The presence of a calcific plaque in the common carotid artery as a predictor of coronary atherosclerosis.Angiology 2006 Oct-Nov; 57(5):585-92A

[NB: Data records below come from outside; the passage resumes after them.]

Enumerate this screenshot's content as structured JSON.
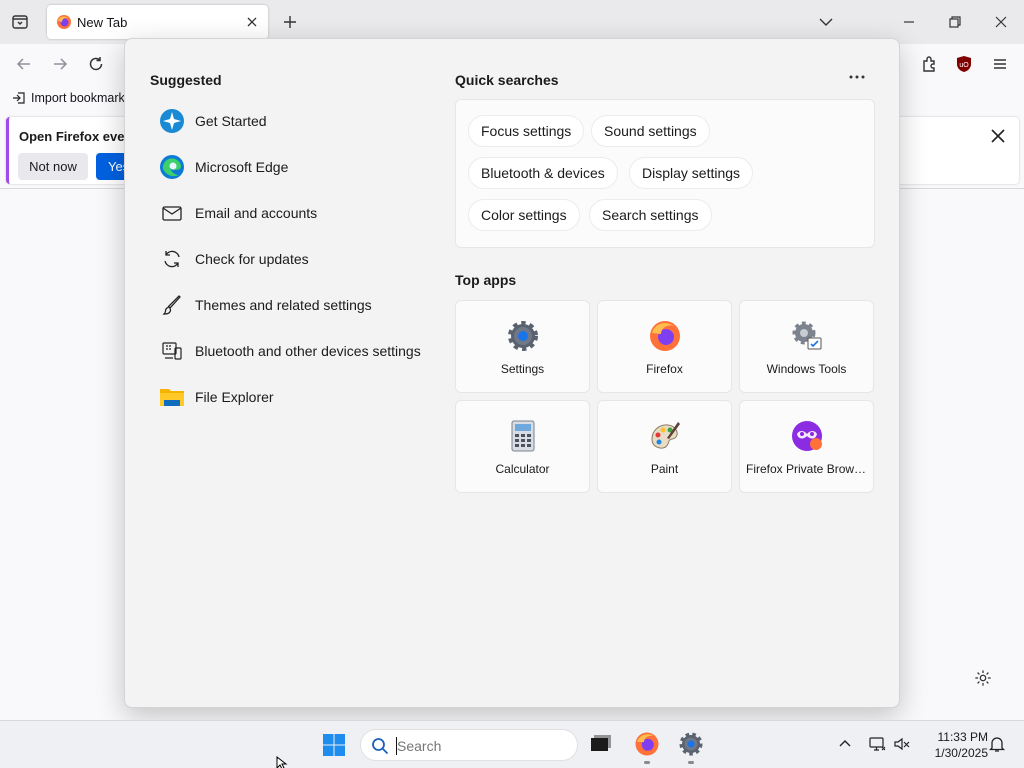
{
  "browser": {
    "tab_title": "New Tab",
    "bookmark_import": "Import bookmarks...",
    "notification_text": "Open Firefox every",
    "not_now": "Not now",
    "yes": "Yes"
  },
  "start_panel": {
    "suggested_title": "Suggested",
    "suggested": [
      {
        "label": "Get Started",
        "icon": "get-started-icon"
      },
      {
        "label": "Microsoft Edge",
        "icon": "edge-icon"
      },
      {
        "label": "Email and accounts",
        "icon": "mail-icon"
      },
      {
        "label": "Check for updates",
        "icon": "refresh-icon"
      },
      {
        "label": "Themes and related settings",
        "icon": "brush-icon"
      },
      {
        "label": "Bluetooth and other devices settings",
        "icon": "devices-icon"
      },
      {
        "label": "File Explorer",
        "icon": "folder-icon"
      }
    ],
    "quick_title": "Quick searches",
    "quick": [
      "Focus settings",
      "Sound settings",
      "Bluetooth & devices",
      "Display settings",
      "Color settings",
      "Search settings"
    ],
    "top_apps_title": "Top apps",
    "top_apps": [
      {
        "label": "Settings",
        "icon": "settings-icon"
      },
      {
        "label": "Firefox",
        "icon": "firefox-icon"
      },
      {
        "label": "Windows Tools",
        "icon": "windows-tools-icon"
      },
      {
        "label": "Calculator",
        "icon": "calculator-icon"
      },
      {
        "label": "Paint",
        "icon": "paint-icon"
      },
      {
        "label": "Firefox Private Browsing",
        "icon": "firefox-private-icon"
      }
    ]
  },
  "taskbar": {
    "search_placeholder": "Search",
    "time": "11:33 PM",
    "date": "1/30/2025"
  },
  "colors": {
    "accent": "#0061e0",
    "panel_bg": "#f3f3f3",
    "taskbar_bg": "#eef0f4"
  }
}
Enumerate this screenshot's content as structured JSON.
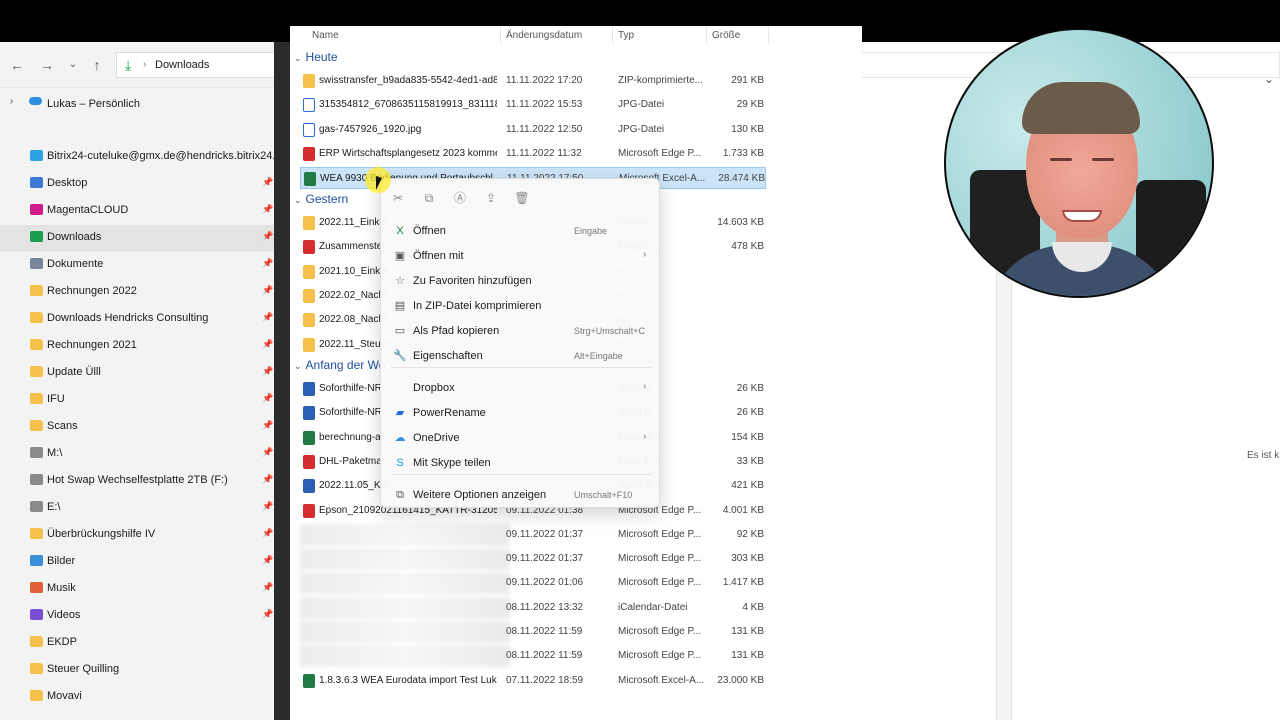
{
  "address": {
    "back_icon": "arrow-left-icon",
    "forward_icon": "arrow-right-icon",
    "recent_icon": "chevron-down-icon",
    "up_icon": "arrow-up-icon",
    "path_icon_glyph": "⤓",
    "path_chevron": "›",
    "path_label": "Downloads"
  },
  "sidebar": {
    "onedrive": {
      "label": "Lukas – Persönlich",
      "expander": "›"
    },
    "items": [
      {
        "label": "Bitrix24-cuteluke@gmx.de@hendricks.bitrix24.d",
        "icon": "bitrix",
        "pinned": false
      },
      {
        "label": "Desktop",
        "icon": "desktop",
        "pinned": true
      },
      {
        "label": "MagentaCLOUD",
        "icon": "magenta",
        "pinned": true
      },
      {
        "label": "Downloads",
        "icon": "download",
        "pinned": true,
        "selected": true
      },
      {
        "label": "Dokumente",
        "icon": "document",
        "pinned": true
      },
      {
        "label": "Rechnungen 2022",
        "icon": "folder",
        "pinned": true
      },
      {
        "label": "Downloads Hendricks Consulting",
        "icon": "folder",
        "pinned": true
      },
      {
        "label": "Rechnungen 2021",
        "icon": "folder",
        "pinned": true
      },
      {
        "label": "Update Ülll",
        "icon": "folder",
        "pinned": true
      },
      {
        "label": "IFU",
        "icon": "folder",
        "pinned": true
      },
      {
        "label": "Scans",
        "icon": "folder",
        "pinned": true
      },
      {
        "label": "M:\\",
        "icon": "drive",
        "pinned": true
      },
      {
        "label": "Hot Swap Wechselfestplatte 2TB (F:)",
        "icon": "drive",
        "pinned": true
      },
      {
        "label": "E:\\",
        "icon": "drive",
        "pinned": true
      },
      {
        "label": "Überbrückungshilfe IV",
        "icon": "folder",
        "pinned": true
      },
      {
        "label": "Bilder",
        "icon": "pictures",
        "pinned": true
      },
      {
        "label": "Musik",
        "icon": "music",
        "pinned": true
      },
      {
        "label": "Videos",
        "icon": "videos",
        "pinned": true
      },
      {
        "label": "EKDP",
        "icon": "folder",
        "pinned": false
      },
      {
        "label": "Steuer Quilling",
        "icon": "folder",
        "pinned": false
      },
      {
        "label": "Movavi",
        "icon": "folder",
        "pinned": false
      }
    ],
    "pin_glyph": "📌"
  },
  "file_list": {
    "columns": [
      "Name",
      "Änderungsdatum",
      "Typ",
      "Größe"
    ],
    "group_chevron": "⌄",
    "groups": [
      {
        "label": "Heute",
        "rows": [
          {
            "name": "swisstransfer_b9ada835-5542-4ed1-ad81-...",
            "date": "11.11.2022 17:20",
            "type": "ZIP-komprimierte...",
            "size": "291 KB",
            "icon": "zip"
          },
          {
            "name": "315354812_6708635115819913_831118504...",
            "date": "11.11.2022 15:53",
            "type": "JPG-Datei",
            "size": "29 KB",
            "icon": "jpg"
          },
          {
            "name": "gas-7457926_1920.jpg",
            "date": "11.11.2022 12:50",
            "type": "JPG-Datei",
            "size": "130 KB",
            "icon": "jpg"
          },
          {
            "name": "ERP Wirtschaftsplangesetz 2023 kommen...",
            "date": "11.11.2022 11:32",
            "type": "Microsoft Edge P...",
            "size": "1.733 KB",
            "icon": "pdf"
          },
          {
            "name": "WEA 9930 Bedienung und Portaubschl...",
            "date": "11.11.2022 17:50",
            "type": "Microsoft Excel-A...",
            "size": "28.474 KB",
            "icon": "xls",
            "selected": true
          }
        ]
      },
      {
        "label": "Gestern",
        "rows": [
          {
            "name": "2022.11_Einkor",
            "date": "",
            "type": "rimierte...",
            "size": "14.603 KB",
            "icon": "zip"
          },
          {
            "name": "Zusammenstel",
            "date": "",
            "type": "Edge P...",
            "size": "478 KB",
            "icon": "pdf"
          },
          {
            "name": "2021.10_Einkor",
            "date": "",
            "type": "er",
            "size": "",
            "icon": "zip"
          },
          {
            "name": "2022.02_Nachf",
            "date": "",
            "type": "er",
            "size": "",
            "icon": "zip"
          },
          {
            "name": "2022.08_Nachf",
            "date": "",
            "type": "er",
            "size": "",
            "icon": "zip"
          },
          {
            "name": "2022.11_Steuer",
            "date": "",
            "type": "er",
            "size": "",
            "icon": "zip"
          }
        ]
      },
      {
        "label": "Anfang der Wo",
        "rows": [
          {
            "name": "Soforthilfe-NR",
            "date": "",
            "type": "Word 9...",
            "size": "26 KB",
            "icon": "doc"
          },
          {
            "name": "Soforthilfe-NR",
            "date": "",
            "type": "Word 9...",
            "size": "26 KB",
            "icon": "doc"
          },
          {
            "name": "berechnung-ar",
            "date": "",
            "type": "Excel-A...",
            "size": "154 KB",
            "icon": "xls"
          },
          {
            "name": "DHL-Paketmar",
            "date": "",
            "type": "Edge P...",
            "size": "33 KB",
            "icon": "pdf"
          },
          {
            "name": "2022.11.05_Kur",
            "date": "",
            "type": "Word-D...",
            "size": "421 KB",
            "icon": "doc"
          },
          {
            "name": "Epson_21092021161415_KATTR-312059.pdf",
            "date": "09.11.2022 01:38",
            "type": "Microsoft Edge P...",
            "size": "4.001 KB",
            "icon": "pdf"
          },
          {
            "name": "",
            "date": "09.11.2022 01:37",
            "type": "Microsoft Edge P...",
            "size": "92 KB",
            "icon": "pdf",
            "blurred": true
          },
          {
            "name": "",
            "date": "09.11.2022 01:37",
            "type": "Microsoft Edge P...",
            "size": "303 KB",
            "icon": "pdf",
            "blurred": true
          },
          {
            "name": "",
            "date": "09.11.2022 01:06",
            "type": "Microsoft Edge P...",
            "size": "1.417 KB",
            "icon": "pdf",
            "blurred": true
          },
          {
            "name": "",
            "date": "08.11.2022 13:32",
            "type": "iCalendar-Datei",
            "size": "4 KB",
            "icon": "ics",
            "blurred": true
          },
          {
            "name": "",
            "date": "08.11.2022 11:59",
            "type": "Microsoft Edge P...",
            "size": "131 KB",
            "icon": "pdf",
            "blurred": true
          },
          {
            "name": "",
            "date": "08.11.2022 11:59",
            "type": "Microsoft Edge P...",
            "size": "131 KB",
            "icon": "pdf",
            "blurred": true
          },
          {
            "name": "1.8.3.6.3 WEA Eurodata import Test Lukas...",
            "date": "07.11.2022 18:59",
            "type": "Microsoft Excel-A...",
            "size": "23.000 KB",
            "icon": "xls"
          }
        ]
      }
    ]
  },
  "context_menu": {
    "quick_actions": [
      {
        "icon": "cut-icon",
        "glyph": "✂"
      },
      {
        "icon": "copy-icon",
        "glyph": "⧉"
      },
      {
        "icon": "rename-icon",
        "glyph": "Ⓐ"
      },
      {
        "icon": "share-icon",
        "glyph": "⇪"
      },
      {
        "icon": "delete-icon",
        "glyph": "🗑"
      }
    ],
    "items": [
      {
        "label": "Öffnen",
        "shortcut": "Eingabe",
        "icon": "excel-icon",
        "glyph": "X",
        "color": "#1f7a43",
        "arrow": false
      },
      {
        "label": "Öffnen mit",
        "shortcut": "",
        "icon": "open-with-icon",
        "glyph": "▣",
        "color": "#555555",
        "arrow": true
      },
      {
        "label": "Zu Favoriten hinzufügen",
        "shortcut": "",
        "icon": "star-icon",
        "glyph": "☆",
        "color": "#555555",
        "arrow": false
      },
      {
        "label": "In ZIP-Datei komprimieren",
        "shortcut": "",
        "icon": "zip-icon",
        "glyph": "▤",
        "color": "#555555",
        "arrow": false
      },
      {
        "label": "Als Pfad kopieren",
        "shortcut": "Strg+Umschalt+C",
        "icon": "copy-path-icon",
        "glyph": "▭",
        "color": "#555555",
        "arrow": false
      },
      {
        "label": "Eigenschaften",
        "shortcut": "Alt+Eingabe",
        "icon": "wrench-icon",
        "glyph": "🔧",
        "color": "#555555",
        "arrow": false
      },
      {
        "label": "Dropbox",
        "shortcut": "",
        "icon": "dropbox-icon",
        "glyph": "",
        "color": "#555555",
        "arrow": true
      },
      {
        "label": "PowerRename",
        "shortcut": "",
        "icon": "powerrename-icon",
        "glyph": "▰",
        "color": "#2b6cd6",
        "arrow": false
      },
      {
        "label": "OneDrive",
        "shortcut": "",
        "icon": "onedrive-icon",
        "glyph": "☁",
        "color": "#2f8fe0",
        "arrow": true
      },
      {
        "label": "Mit Skype teilen",
        "shortcut": "",
        "icon": "skype-icon",
        "glyph": "S",
        "color": "#1a9ee0",
        "arrow": false
      },
      {
        "label": "Weitere Optionen anzeigen",
        "shortcut": "Umschalt+F10",
        "icon": "more-options-icon",
        "glyph": "⧉",
        "color": "#555555",
        "arrow": false
      }
    ],
    "arrow_glyph": "›"
  },
  "preview": {
    "text": "Es ist k"
  },
  "right_pane": {
    "chevron": "⌄"
  },
  "colors": {
    "accent": "#1f4fa0",
    "selection": "#cce4f7",
    "cursor_highlight": "#ffeb28"
  }
}
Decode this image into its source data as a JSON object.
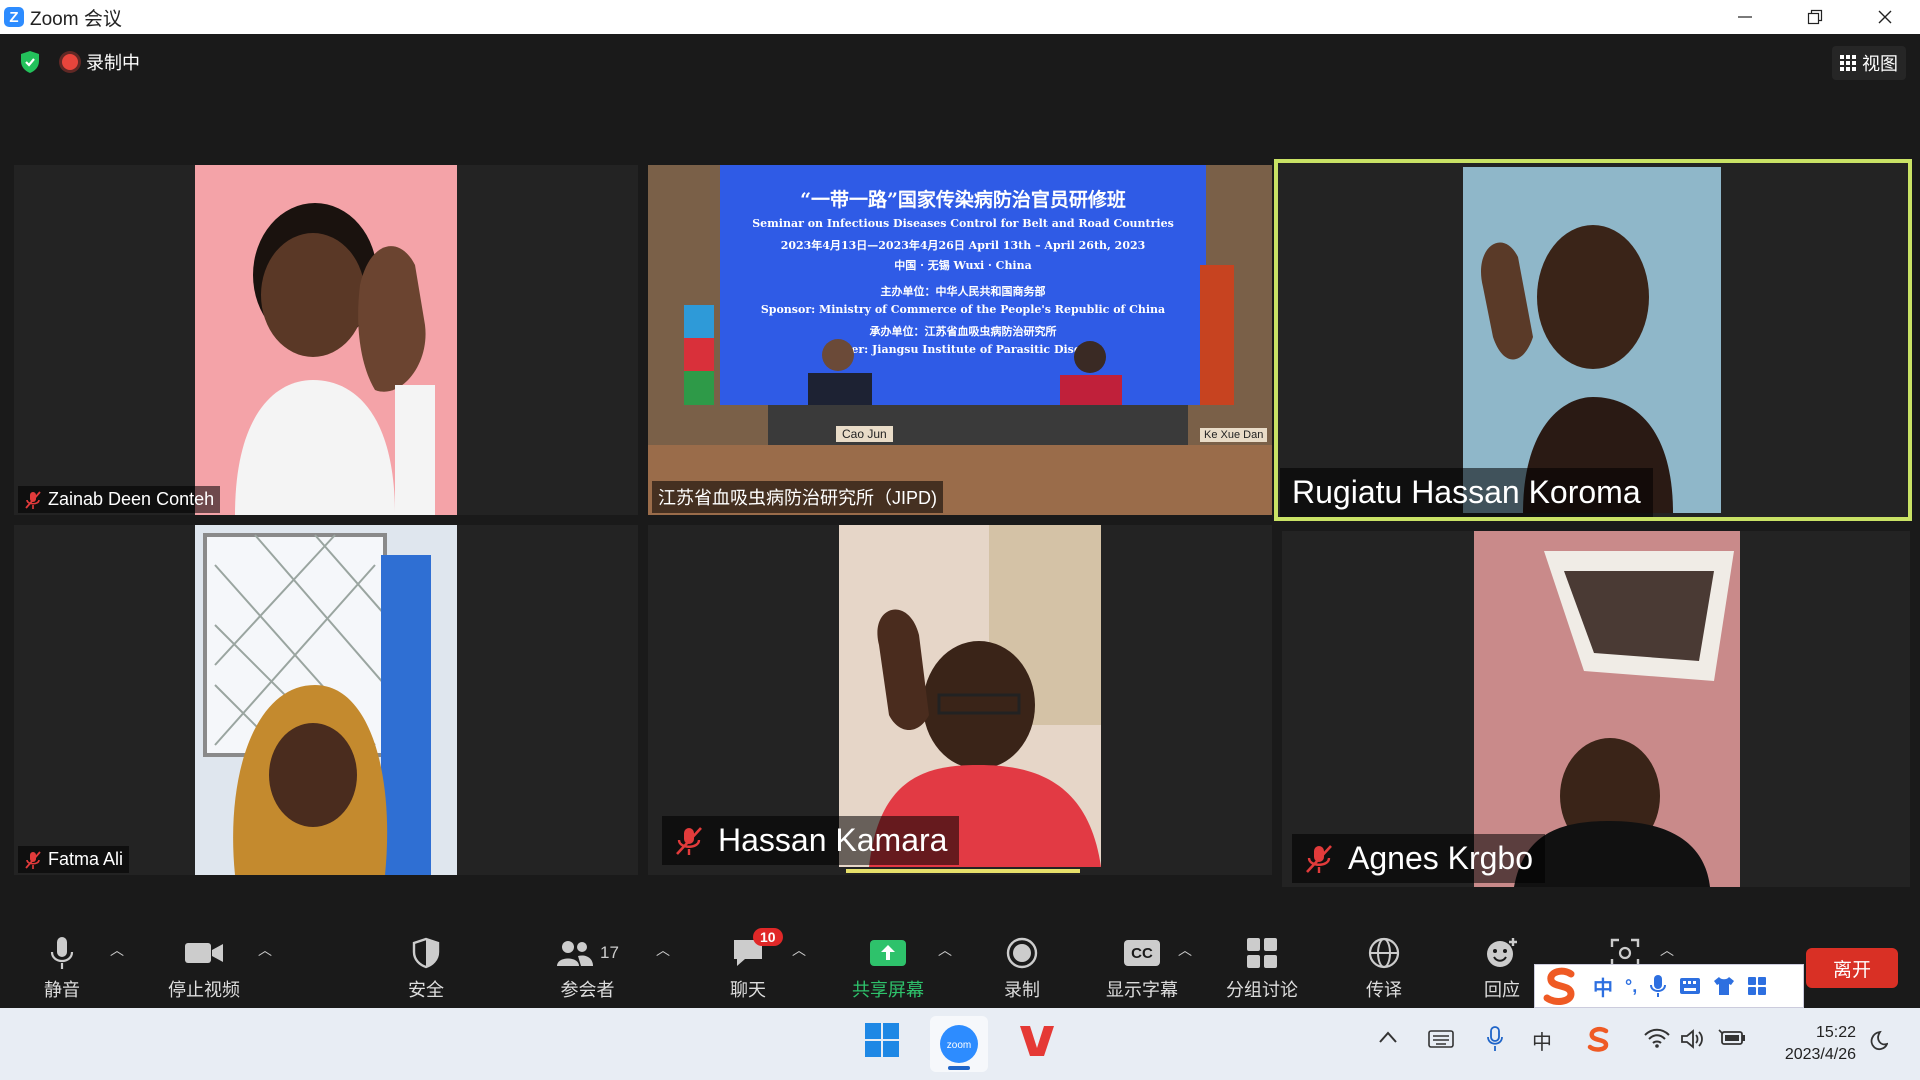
{
  "window": {
    "title": "Zoom 会议",
    "logo": "Z"
  },
  "meeting": {
    "recording_label": "录制中",
    "view_label": "视图"
  },
  "tiles": [
    {
      "name": "Zainab Deen Conteh",
      "muted": true,
      "bg": "#f4a3a8"
    },
    {
      "name": "江苏省血吸虫病防治研究所（JIPD)",
      "muted": false,
      "bg": "#3b5bd8"
    },
    {
      "name": "Rugiatu Hassan Koroma",
      "muted": false,
      "bg": "#8fb7c9",
      "speaking": true
    },
    {
      "name": "Fatma Ali",
      "muted": true,
      "bg": "#dfe6ee"
    },
    {
      "name": "Hassan Kamara",
      "muted": true,
      "bg": "#e6d6c8"
    },
    {
      "name": "Agnes Krgbo",
      "muted": true,
      "bg": "#c98a8a"
    }
  ],
  "banner": {
    "title": "“一带一路”国家传染病防治官员研修班",
    "subtitle": "Seminar on Infectious Diseases Control for Belt and Road Countries",
    "dates": "2023年4月13日—2023年4月26日  April 13th – April 26th, 2023",
    "place": "中国 · 无锡  Wuxi · China",
    "sponsor_cn": "主办单位：中华人民共和国商务部",
    "sponsor_en": "Sponsor: Ministry of Commerce of the People's Republic of China",
    "organizer_cn": "承办单位：江苏省血吸虫病防治研究所",
    "organizer_en": "zer: Jiangsu Institute of Parasitic Dise",
    "nameplate_left": "Cao Jun",
    "nameplate_right": "Ke Xue Dan"
  },
  "toolbar": {
    "mute": "静音",
    "stop_video": "停止视频",
    "security": "安全",
    "participants": "参会者",
    "participants_count": "17",
    "chat": "聊天",
    "chat_badge": "10",
    "share": "共享屏幕",
    "record": "录制",
    "captions": "显示字幕",
    "captions_icon": "CC",
    "breakout": "分组讨论",
    "interpret": "传译",
    "reactions": "回应",
    "leave": "离开"
  },
  "ime": {
    "mode": "中",
    "punct": "°,"
  },
  "taskbar": {
    "time": "15:22",
    "date": "2023/4/26",
    "input_lang": "中"
  },
  "colors": {
    "accent": "#2d8cff",
    "share_green": "#2ec26b",
    "speaking_outline": "#c9e265",
    "leave_red": "#d93025"
  }
}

Many contradictory reports have been published investigating the relationship between coronary artery disease (CAD) and the increased intima-media thickness (IMT) in the common carotid artery (CCA). However, only a limited number of studies evaluate the relationship between CAD and CCA disease as reflected by both the plaque morphology (fibrous and calcific plaques) and IMT. We have studied the associations between CAD and the wall morphology of CCA by B-mode ultrasound (US). One hundred and forty-four subjects, whose angiography was planned on the basis of suspected CAD, were included into the study. The patients were divided into 4 groups on the basis of B-mode US findings; Group I: normal, Group II: increased IMT (IMT >/= 0.8 mm and plaque absent), Group III: fibrous plaque, Group IV: calcific plaque. Coronary artery disease was diagnosed in 63 patients. A statistically significant correlation was found between CAD and CCA wall morphology (r =0.42, CI (95%) = 0.30-0.51, p<0.001). Positive predictive values were 45.0%, 48.4%, and 75.0% in patients with increased IMT, fibrous plaque, and calcific plaque, respectively. None of the women with normal CCA wall morphology had significant coronary artery lesion. With respect to the normal group, the risk for CAD increased by 4.3 fold with the existence of fibrous plaque (p=0.02) and by 9.9 fold with the existence of calcific plaque (p<0.001). It has been shown that the CCA wall morphology determined by B-mode US is correlated with CAD in patients with chest pain, and the presence of calcific plaque is a better predictor for CAD than that of fibrous plaque and increased IMT. Women with chest pain and normal CCA wall morphology may not need coronary angiography.